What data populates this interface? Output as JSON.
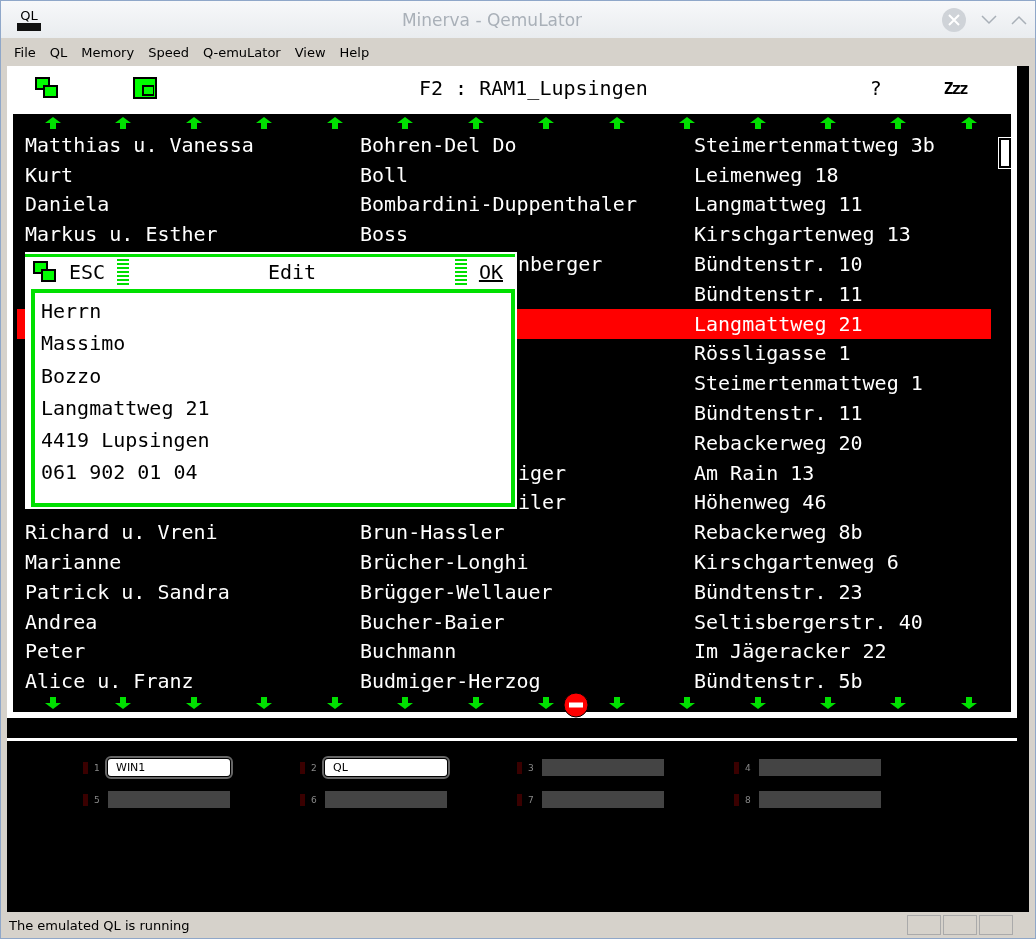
{
  "window": {
    "title": "Minerva - QemuLator",
    "app_icon": "QL"
  },
  "menu": [
    "File",
    "QL",
    "Memory",
    "Speed",
    "Q-emuLator",
    "View",
    "Help"
  ],
  "header": {
    "title": "F2 : RAM1_Lupsingen",
    "help": "?",
    "sleep": "Zzz"
  },
  "rows": [
    {
      "selected": false,
      "cells": [
        {
          "text": "Matthias u. Vanessa"
        },
        {
          "text": "Bohren-Del Do"
        },
        {
          "text": "Steimertenmattweg 3b"
        }
      ]
    },
    {
      "selected": false,
      "cells": [
        {
          "text": "Kurt"
        },
        {
          "text": "Boll"
        },
        {
          "text": "Leimenweg 18"
        }
      ]
    },
    {
      "selected": false,
      "cells": [
        {
          "text": "Daniela"
        },
        {
          "text": "Bombardini-Duppenthaler"
        },
        {
          "text": "Langmattweg 11"
        }
      ]
    },
    {
      "selected": false,
      "cells": [
        {
          "text": "Markus u. Esther"
        },
        {
          "text": "Boss"
        },
        {
          "text": "Kirschgartenweg 13"
        }
      ]
    },
    {
      "selected": false,
      "cells": [
        {},
        {
          "text": "nberger",
          "cut": true
        },
        {
          "text": "Bündtenstr. 10"
        }
      ]
    },
    {
      "selected": false,
      "cells": [
        {},
        {},
        {
          "text": "Bündtenstr. 11"
        }
      ]
    },
    {
      "selected": true,
      "cells": [
        {},
        {},
        {
          "text": "Langmattweg 21"
        }
      ]
    },
    {
      "selected": false,
      "cells": [
        {},
        {},
        {
          "text": "Rössligasse 1"
        }
      ]
    },
    {
      "selected": false,
      "cells": [
        {},
        {},
        {
          "text": "Steimertenmattweg 1"
        }
      ]
    },
    {
      "selected": false,
      "cells": [
        {},
        {},
        {
          "text": "Bündtenstr. 11"
        }
      ]
    },
    {
      "selected": false,
      "cells": [
        {},
        {},
        {
          "text": "Rebackerweg 20"
        }
      ]
    },
    {
      "selected": false,
      "cells": [
        {},
        {
          "text": "iger",
          "cut": true
        },
        {
          "text": "Am Rain 13"
        }
      ]
    },
    {
      "selected": false,
      "cells": [
        {},
        {
          "text": "iler",
          "cut": true
        },
        {
          "text": "Höhenweg 46"
        }
      ]
    },
    {
      "selected": false,
      "cells": [
        {
          "text": "Richard u. Vreni"
        },
        {
          "text": "Brun-Hassler"
        },
        {
          "text": "Rebackerweg 8b"
        }
      ]
    },
    {
      "selected": false,
      "cells": [
        {
          "text": "Marianne"
        },
        {
          "text": "Brücher-Longhi"
        },
        {
          "text": "Kirschgartenweg 6"
        }
      ]
    },
    {
      "selected": false,
      "cells": [
        {
          "text": "Patrick u. Sandra"
        },
        {
          "text": "Brügger-Wellauer"
        },
        {
          "text": "Bündtenstr. 23"
        }
      ]
    },
    {
      "selected": false,
      "cells": [
        {
          "text": "Andrea"
        },
        {
          "text": "Bucher-Baier"
        },
        {
          "text": "Seltisbergerstr. 40"
        }
      ]
    },
    {
      "selected": false,
      "cells": [
        {
          "text": "Peter"
        },
        {
          "text": "Buchmann"
        },
        {
          "text": "Im Jägeracker 22"
        }
      ]
    },
    {
      "selected": false,
      "cells": [
        {
          "text": "Alice u. Franz"
        },
        {
          "text": "Budmiger-Herzog"
        },
        {
          "text": "Bündtenstr. 5b"
        }
      ]
    }
  ],
  "dialog": {
    "esc": "ESC",
    "title": "Edit",
    "ok": "OK",
    "lines": [
      "Herrn",
      "Massimo",
      "Bozzo",
      "Langmattweg 21",
      "4419 Lupsingen",
      "061 902 01 04"
    ]
  },
  "slots": [
    {
      "number": "1",
      "label": "WIN1",
      "active": true
    },
    {
      "number": "2",
      "label": "QL",
      "active": true
    },
    {
      "number": "3",
      "active": false
    },
    {
      "number": "4",
      "active": false
    },
    {
      "number": "5",
      "active": false
    },
    {
      "number": "6",
      "active": false
    },
    {
      "number": "7",
      "active": false
    },
    {
      "number": "8",
      "active": false
    }
  ],
  "status_bar": "The emulated QL is running"
}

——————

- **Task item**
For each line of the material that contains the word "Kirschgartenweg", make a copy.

- **Answer area**
          "text": "Kirschgartenweg 13"
          "text": "Kirschgartenweg 6"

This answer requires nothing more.